* Exercise aim:
Give the data below again exactly as it stands. Omit the pictures.

* Recorded information:
□ □ □ □

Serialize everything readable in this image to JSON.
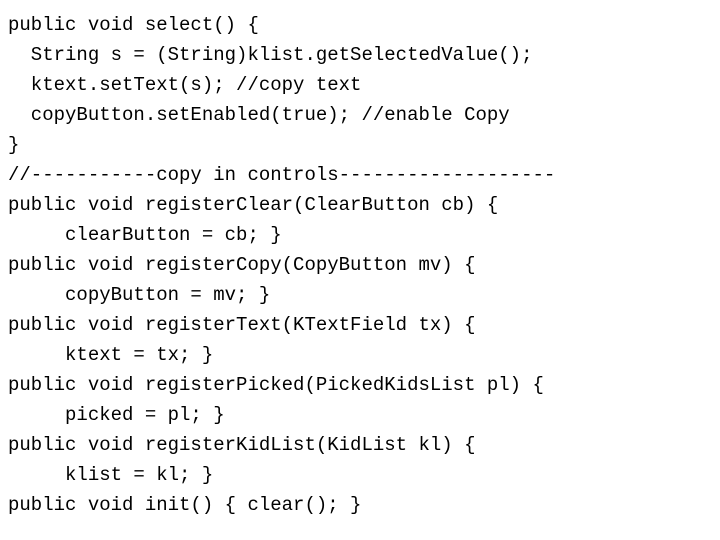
{
  "code": {
    "lines": [
      "public void select() {",
      "  String s = (String)klist.getSelectedValue();",
      "  ktext.setText(s); //copy text",
      "  copyButton.setEnabled(true); //enable Copy",
      "}",
      "//-----------copy in controls-------------------",
      "public void registerClear(ClearButton cb) {",
      "     clearButton = cb; }",
      "public void registerCopy(CopyButton mv) {",
      "     copyButton = mv; }",
      "public void registerText(KTextField tx) {",
      "     ktext = tx; }",
      "public void registerPicked(PickedKidsList pl) {",
      "     picked = pl; }",
      "public void registerKidList(KidList kl) {",
      "     klist = kl; }",
      "public void init() { clear(); }"
    ]
  }
}
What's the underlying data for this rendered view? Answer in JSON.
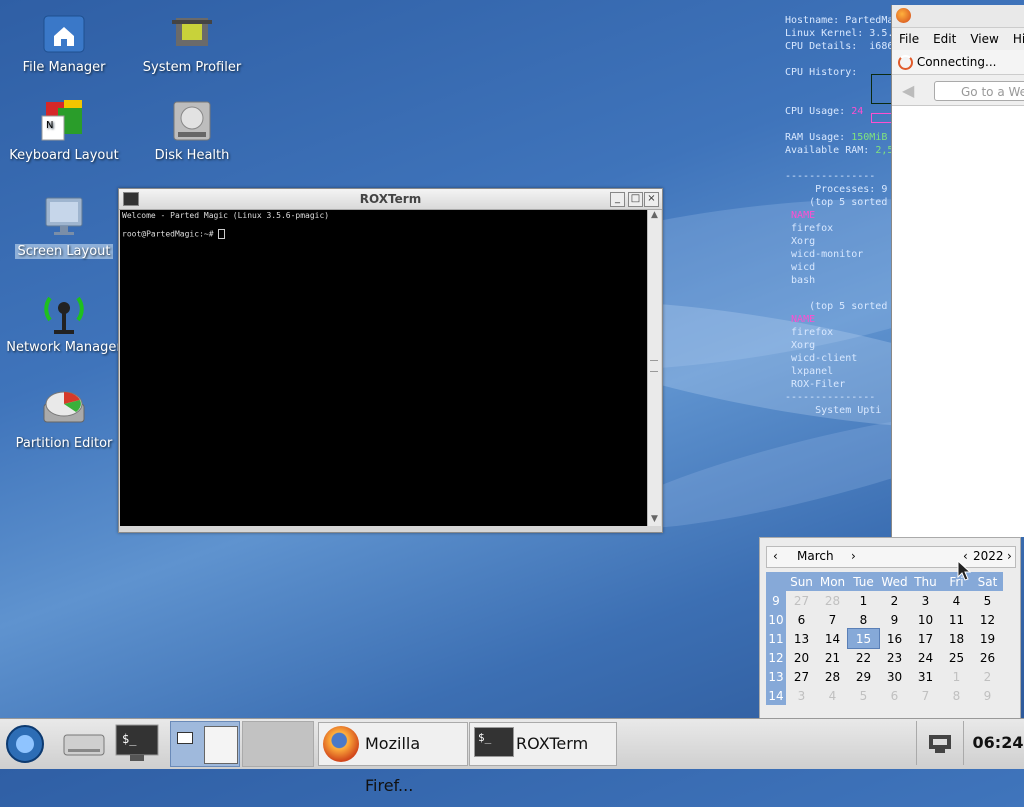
{
  "desktop_icons": [
    {
      "label": "File Manager",
      "icon": "home-folder-icon"
    },
    {
      "label": "System Profiler",
      "icon": "chip-icon"
    },
    {
      "label": "Keyboard Layout",
      "icon": "keyboard-flags-icon"
    },
    {
      "label": "Disk Health",
      "icon": "hard-disk-icon"
    },
    {
      "label": "Screen Layout",
      "icon": "monitor-icon",
      "selected": true
    },
    {
      "label": "Network Manager",
      "icon": "antenna-icon"
    },
    {
      "label": "Partition Editor",
      "icon": "disk-pie-icon"
    }
  ],
  "conky": {
    "hostname": "Hostname: PartedMa",
    "kernel": "Linux Kernel: 3.5.",
    "cpu_details": "CPU Details:  i686",
    "cpu_history": "CPU History:",
    "cpu_usage_label": "CPU Usage:",
    "cpu_usage_value": "24",
    "ram_usage_label": "RAM Usage:",
    "ram_usage_value": "150MiB",
    "available_ram_label": "Available RAM:",
    "available_ram_value": "2,5",
    "separator": "---------------",
    "processes": "     Processes: 9",
    "top_cpu": "    (top 5 sorted",
    "name_header": "NAME",
    "cpu_procs": [
      "firefox",
      "Xorg",
      "wicd-monitor",
      "wicd",
      "bash"
    ],
    "top_mem": "    (top 5 sorted",
    "mem_procs": [
      "firefox",
      "Xorg",
      "wicd-client",
      "lxpanel",
      "ROX-Filer"
    ],
    "uptime": "     System Upti"
  },
  "terminal": {
    "title": "ROXTerm",
    "line1": "Welcome - Parted Magic (Linux 3.5.6-pmagic)",
    "prompt": "root@PartedMagic:~# "
  },
  "firefox": {
    "menu": [
      "File",
      "Edit",
      "View",
      "His"
    ],
    "tab_label": "Connecting...",
    "url_placeholder": "Go to a We"
  },
  "calendar": {
    "month": "March",
    "year": "2022",
    "weekdays": [
      "Sun",
      "Mon",
      "Tue",
      "Wed",
      "Thu",
      "Fri",
      "Sat"
    ],
    "weeks": [
      {
        "num": "9",
        "days": [
          "27",
          "28",
          "1",
          "2",
          "3",
          "4",
          "5"
        ]
      },
      {
        "num": "10",
        "days": [
          "6",
          "7",
          "8",
          "9",
          "10",
          "11",
          "12"
        ]
      },
      {
        "num": "11",
        "days": [
          "13",
          "14",
          "15",
          "16",
          "17",
          "18",
          "19"
        ]
      },
      {
        "num": "12",
        "days": [
          "20",
          "21",
          "22",
          "23",
          "24",
          "25",
          "26"
        ]
      },
      {
        "num": "13",
        "days": [
          "27",
          "28",
          "29",
          "30",
          "31",
          "1",
          "2"
        ]
      },
      {
        "num": "14",
        "days": [
          "3",
          "4",
          "5",
          "6",
          "7",
          "8",
          "9"
        ]
      }
    ],
    "today": "15"
  },
  "taskbar": {
    "firefox_label": "Mozilla Firef...",
    "roxterm_label": "ROXTerm",
    "clock": "06:24"
  }
}
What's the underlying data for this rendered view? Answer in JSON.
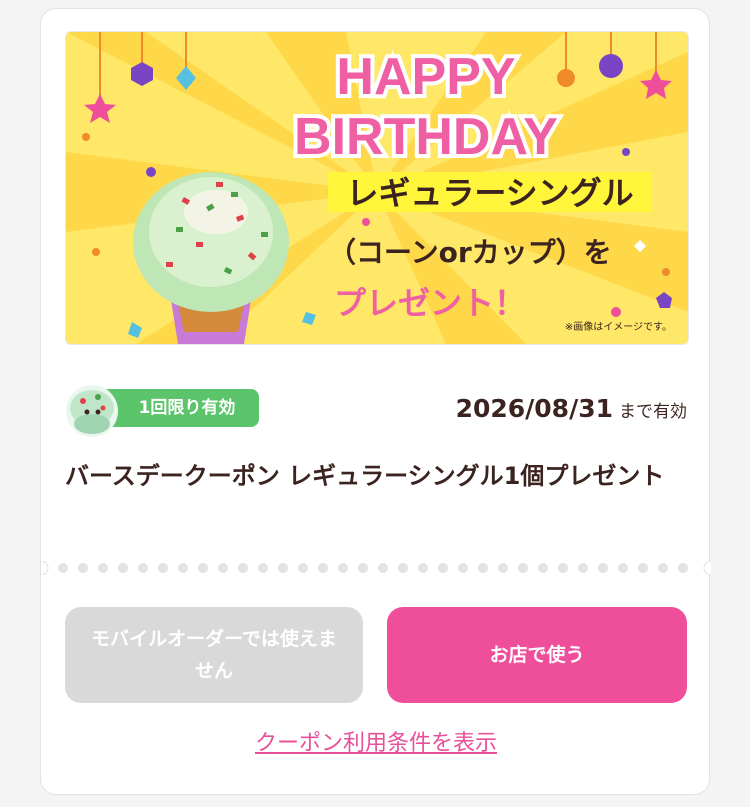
{
  "banner": {
    "headline_1": "HAPPY",
    "headline_2": "BIRTHDAY",
    "line_1": "レギュラーシングル",
    "line_2": "（コーンorカップ）を",
    "line_3": "プレゼント！",
    "note": "※画像はイメージです。"
  },
  "coupon": {
    "badge": "1回限り有効",
    "expiry_date": "2026/08/31",
    "expiry_suffix": "まで有効",
    "title": "バースデークーポン レギュラーシングル1個プレゼント"
  },
  "actions": {
    "mobile_order_label": "モバイルオーダーでは使えません",
    "use_in_store_label": "お店で使う",
    "terms_link": "クーポン利用条件を表示"
  },
  "colors": {
    "pink": "#ef4f9a",
    "badge_green": "#5cc46a",
    "disabled_gray": "#d9d9d9",
    "banner_yellow": "#ffe15a",
    "text_brown": "#3b2420"
  }
}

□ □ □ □

* Output for this exercise:
Serialize everything readable in this image to JSON.
{
  "code": {
    "lines": [
      "public void select() {",
      "  String s = (String)klist.getSelectedValue();",
      "  ktext.setText(s); //copy text",
      "  copyButton.setEnabled(true); //enable Copy",
      "}",
      "//-----------copy in controls-------------------",
      "public void registerClear(ClearButton cb) {",
      "     clearButton = cb; }",
      "public void registerCopy(CopyButton mv) {",
      "     copyButton = mv; }",
      "public void registerText(KTextField tx) {",
      "     ktext = tx; }",
      "public void registerPicked(PickedKidsList pl) {",
      "     picked = pl; }",
      "public void registerKidList(KidList kl) {",
      "     klist = kl; }",
      "public void init() { clear(); }"
    ]
  }
}
What's the underlying data for this rendered view? Answer in JSON.
{
  "desktop_icons": [
    {
      "label": "File Manager",
      "icon": "home-folder-icon"
    },
    {
      "label": "System Profiler",
      "icon": "chip-icon"
    },
    {
      "label": "Keyboard Layout",
      "icon": "keyboard-flags-icon"
    },
    {
      "label": "Disk Health",
      "icon": "hard-disk-icon"
    },
    {
      "label": "Screen Layout",
      "icon": "monitor-icon",
      "selected": true
    },
    {
      "label": "Network Manager",
      "icon": "antenna-icon"
    },
    {
      "label": "Partition Editor",
      "icon": "disk-pie-icon"
    }
  ],
  "conky": {
    "hostname": "Hostname: PartedMa",
    "kernel": "Linux Kernel: 3.5.",
    "cpu_details": "CPU Details:  i686",
    "cpu_history": "CPU History:",
    "cpu_usage_label": "CPU Usage:",
    "cpu_usage_value": "24",
    "ram_usage_label": "RAM Usage:",
    "ram_usage_value": "150MiB",
    "available_ram_label": "Available RAM:",
    "available_ram_value": "2,5",
    "separator": "---------------",
    "processes": "     Processes: 9",
    "top_cpu": "    (top 5 sorted",
    "name_header": "NAME",
    "cpu_procs": [
      "firefox",
      "Xorg",
      "wicd-monitor",
      "wicd",
      "bash"
    ],
    "top_mem": "    (top 5 sorted",
    "mem_procs": [
      "firefox",
      "Xorg",
      "wicd-client",
      "lxpanel",
      "ROX-Filer"
    ],
    "uptime": "     System Upti"
  },
  "terminal": {
    "title": "ROXTerm",
    "line1": "Welcome - Parted Magic (Linux 3.5.6-pmagic)",
    "prompt": "root@PartedMagic:~# "
  },
  "firefox": {
    "menu": [
      "File",
      "Edit",
      "View",
      "His"
    ],
    "tab_label": "Connecting...",
    "url_placeholder": "Go to a We"
  },
  "calendar": {
    "month": "March",
    "year": "2022",
    "weekdays": [
      "Sun",
      "Mon",
      "Tue",
      "Wed",
      "Thu",
      "Fri",
      "Sat"
    ],
    "weeks": [
      {
        "num": "9",
        "days": [
          "27",
          "28",
          "1",
          "2",
          "3",
          "4",
          "5"
        ]
      },
      {
        "num": "10",
        "days": [
          "6",
          "7",
          "8",
          "9",
          "10",
          "11",
          "12"
        ]
      },
      {
        "num": "11",
        "days": [
          "13",
          "14",
          "15",
          "16",
          "17",
          "18",
          "19"
        ]
      },
      {
        "num": "12",
        "days": [
          "20",
          "21",
          "22",
          "23",
          "24",
          "25",
          "26"
        ]
      },
      {
        "num": "13",
        "days": [
          "27",
          "28",
          "29",
          "30",
          "31",
          "1",
          "2"
        ]
      },
      {
        "num": "14",
        "days": [
          "3",
          "4",
          "5",
          "6",
          "7",
          "8",
          "9"
        ]
      }
    ],
    "today": "15"
  },
  "taskbar": {
    "firefox_label": "Mozilla Firef...",
    "roxterm_label": "ROXTerm",
    "clock": "06:24"
  }
}
What's the underlying data for this rendered view? Answer in JSON.
{
  "banner": {
    "headline_1": "HAPPY",
    "headline_2": "BIRTHDAY",
    "line_1": "レギュラーシングル",
    "line_2": "（コーンorカップ）を",
    "line_3": "プレゼント！",
    "note": "※画像はイメージです。"
  },
  "coupon": {
    "badge": "1回限り有効",
    "expiry_date": "2026/08/31",
    "expiry_suffix": "まで有効",
    "title": "バースデークーポン レギュラーシングル1個プレゼント"
  },
  "actions": {
    "mobile_order_label": "モバイルオーダーでは使えません",
    "use_in_store_label": "お店で使う",
    "terms_link": "クーポン利用条件を表示"
  },
  "colors": {
    "pink": "#ef4f9a",
    "badge_green": "#5cc46a",
    "disabled_gray": "#d9d9d9",
    "banner_yellow": "#ffe15a",
    "text_brown": "#3b2420"
  }
}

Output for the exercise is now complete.